* Exercise description
Would you copy all lines in the data that contain the word "JSON"?
━━━━━ Given records ━━━━━
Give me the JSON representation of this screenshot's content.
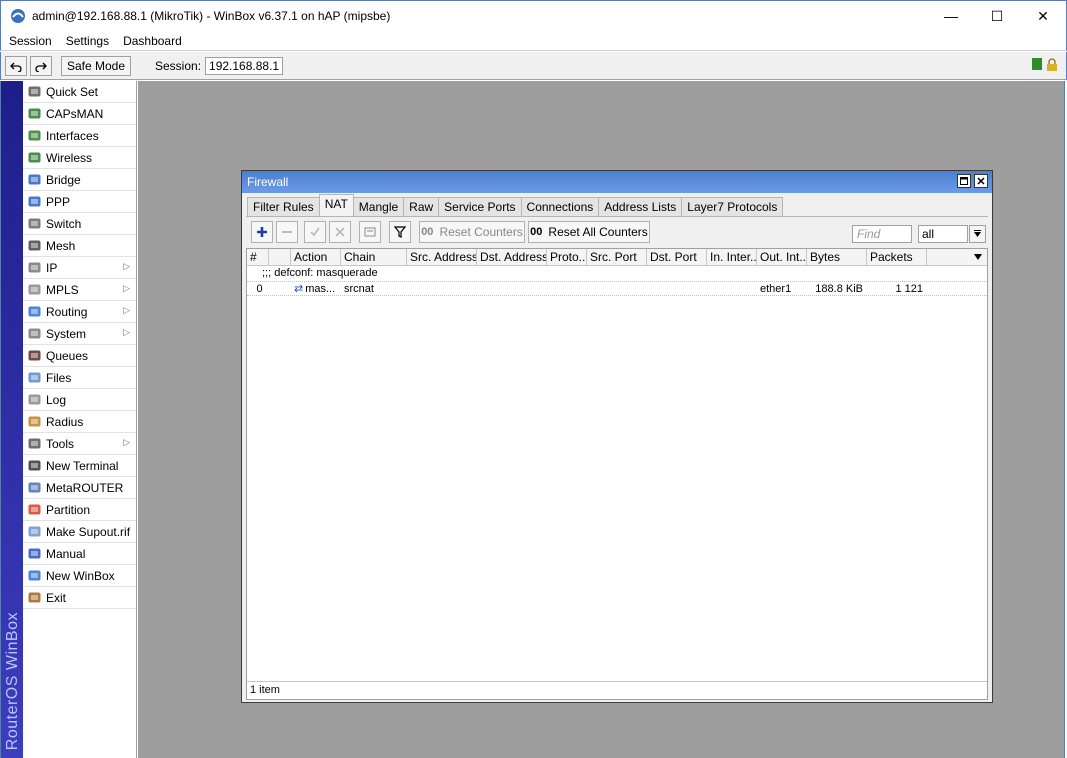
{
  "window": {
    "title": "admin@192.168.88.1 (MikroTik) - WinBox v6.37.1 on hAP (mipsbe)",
    "minimize": "—",
    "maximize": "☐",
    "close": "✕"
  },
  "menu": {
    "items": [
      "Session",
      "Settings",
      "Dashboard"
    ]
  },
  "toolbar": {
    "undo_icon": "undo-icon",
    "redo_icon": "redo-icon",
    "safe_mode_label": "Safe Mode",
    "session_label": "Session:",
    "session_value": "192.168.88.1"
  },
  "brand": {
    "vertical_text": "RouterOS WinBox"
  },
  "sidebar": {
    "items": [
      {
        "label": "Quick Set",
        "icon": "wand-icon",
        "submenu": false
      },
      {
        "label": "CAPsMAN",
        "icon": "antenna-icon",
        "submenu": false
      },
      {
        "label": "Interfaces",
        "icon": "interface-icon",
        "submenu": false
      },
      {
        "label": "Wireless",
        "icon": "antenna-icon",
        "submenu": false
      },
      {
        "label": "Bridge",
        "icon": "bridge-icon",
        "submenu": false
      },
      {
        "label": "PPP",
        "icon": "ppp-icon",
        "submenu": false
      },
      {
        "label": "Switch",
        "icon": "switch-icon",
        "submenu": false
      },
      {
        "label": "Mesh",
        "icon": "mesh-icon",
        "submenu": false
      },
      {
        "label": "IP",
        "icon": "ip-icon",
        "submenu": true
      },
      {
        "label": "MPLS",
        "icon": "mpls-icon",
        "submenu": true
      },
      {
        "label": "Routing",
        "icon": "routing-icon",
        "submenu": true
      },
      {
        "label": "System",
        "icon": "gear-icon",
        "submenu": true
      },
      {
        "label": "Queues",
        "icon": "queues-icon",
        "submenu": false
      },
      {
        "label": "Files",
        "icon": "folder-icon",
        "submenu": false
      },
      {
        "label": "Log",
        "icon": "log-icon",
        "submenu": false
      },
      {
        "label": "Radius",
        "icon": "radius-icon",
        "submenu": false
      },
      {
        "label": "Tools",
        "icon": "tools-icon",
        "submenu": true
      },
      {
        "label": "New Terminal",
        "icon": "terminal-icon",
        "submenu": false
      },
      {
        "label": "MetaROUTER",
        "icon": "metarouter-icon",
        "submenu": false
      },
      {
        "label": "Partition",
        "icon": "pie-icon",
        "submenu": false
      },
      {
        "label": "Make Supout.rif",
        "icon": "document-icon",
        "submenu": false
      },
      {
        "label": "Manual",
        "icon": "help-icon",
        "submenu": false
      },
      {
        "label": "New WinBox",
        "icon": "globe-icon",
        "submenu": false
      },
      {
        "label": "Exit",
        "icon": "exit-icon",
        "submenu": false
      }
    ]
  },
  "firewall": {
    "title": "Firewall",
    "tabs": [
      {
        "label": "Filter Rules",
        "active": false
      },
      {
        "label": "NAT",
        "active": true
      },
      {
        "label": "Mangle",
        "active": false
      },
      {
        "label": "Raw",
        "active": false
      },
      {
        "label": "Service Ports",
        "active": false
      },
      {
        "label": "Connections",
        "active": false
      },
      {
        "label": "Address Lists",
        "active": false
      },
      {
        "label": "Layer7 Protocols",
        "active": false
      }
    ],
    "actions": {
      "reset_counters": "Reset Counters",
      "reset_all_counters": "Reset All Counters",
      "counter_prefix": "00"
    },
    "find_placeholder": "Find",
    "filter_value": "all",
    "columns": [
      "#",
      "",
      "Action",
      "Chain",
      "Src. Address",
      "Dst. Address",
      "Proto...",
      "Src. Port",
      "Dst. Port",
      "In. Inter...",
      "Out. Int...",
      "Bytes",
      "Packets"
    ],
    "comment": ";;; defconf: masquerade",
    "rows": [
      {
        "num": "0",
        "flag": "",
        "action": "mas...",
        "chain": "srcnat",
        "src_address": "",
        "dst_address": "",
        "proto": "",
        "src_port": "",
        "dst_port": "",
        "in_interface": "",
        "out_interface": "ether1",
        "bytes": "188.8 KiB",
        "packets": "1 121"
      }
    ],
    "status": "1 item"
  }
}
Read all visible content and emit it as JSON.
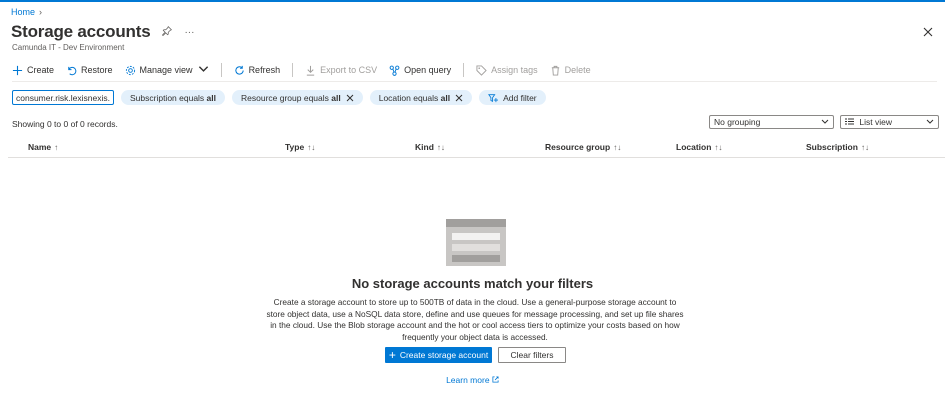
{
  "breadcrumb": {
    "home": "Home",
    "separator": "›"
  },
  "header": {
    "title": "Storage accounts",
    "pin_icon": "pin-icon",
    "more_icon": "more-icon",
    "more_glyph": "···",
    "subtitle": "Camunda IT - Dev Environment",
    "close_icon": "close-icon"
  },
  "toolbar": {
    "create": "Create",
    "restore": "Restore",
    "manage_view": "Manage view",
    "refresh": "Refresh",
    "export_csv": "Export to CSV",
    "open_query": "Open query",
    "assign_tags": "Assign tags",
    "delete": "Delete"
  },
  "filters": {
    "search_value": "consumer.risk.lexisnexis.com",
    "pills": [
      {
        "label": "Subscription equals ",
        "value": "all"
      },
      {
        "label": "Resource group equals ",
        "value": "all"
      },
      {
        "label": "Location equals ",
        "value": "all"
      }
    ],
    "add_filter": "Add filter"
  },
  "records": "Showing 0 to 0 of 0 records.",
  "grouping": {
    "selected": "No grouping"
  },
  "view": {
    "selected": "List view"
  },
  "table": {
    "columns": [
      "Name",
      "Type",
      "Kind",
      "Resource group",
      "Location",
      "Subscription"
    ],
    "sort_glyph_name": "↑",
    "sort_glyph": "↑↓"
  },
  "empty_state": {
    "title": "No storage accounts match your filters",
    "description": "Create a storage account to store up to 500TB of data in the cloud. Use a general-purpose storage account to store object data, use a NoSQL data store, define and use queues for message processing, and set up file shares in the cloud. Use the Blob storage account and the hot or cool access tiers to optimize your costs based on how frequently your object data is accessed.",
    "create_button": "Create storage account",
    "clear_button": "Clear filters",
    "learn_more": "Learn more"
  },
  "colors": {
    "accent": "#0078d4",
    "pill_bg": "#e3f0fb",
    "text": "#323130"
  }
}
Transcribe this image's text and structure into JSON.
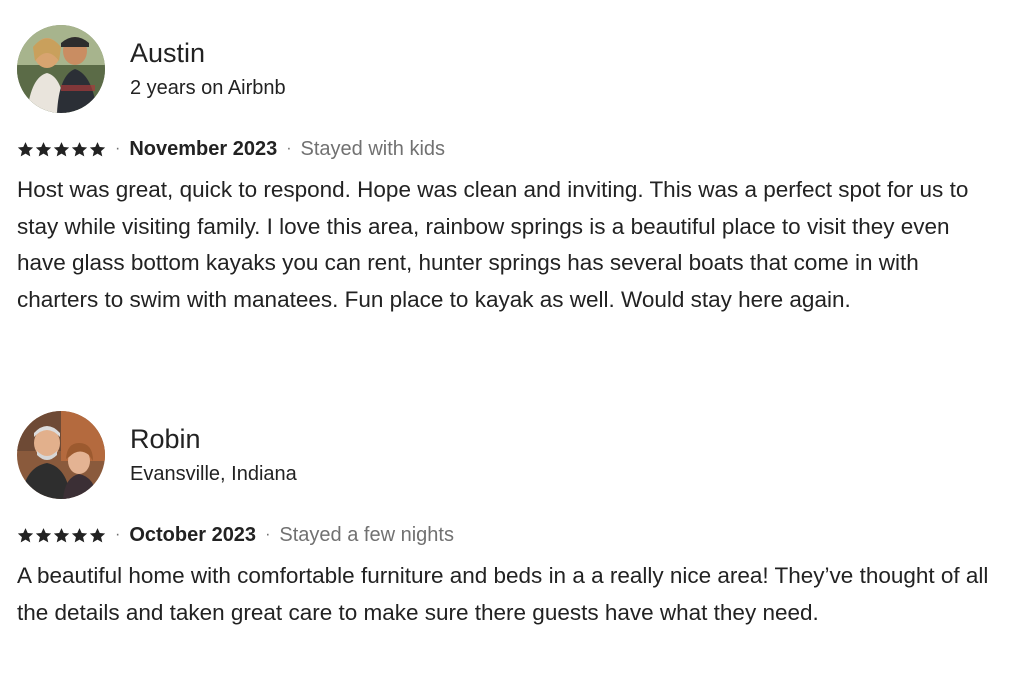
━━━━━
* Output
Give me the JSON representation of this screenshot's content.
Read all visible content and emit it as JSON.
Transcribe this image's text and structure into JSON.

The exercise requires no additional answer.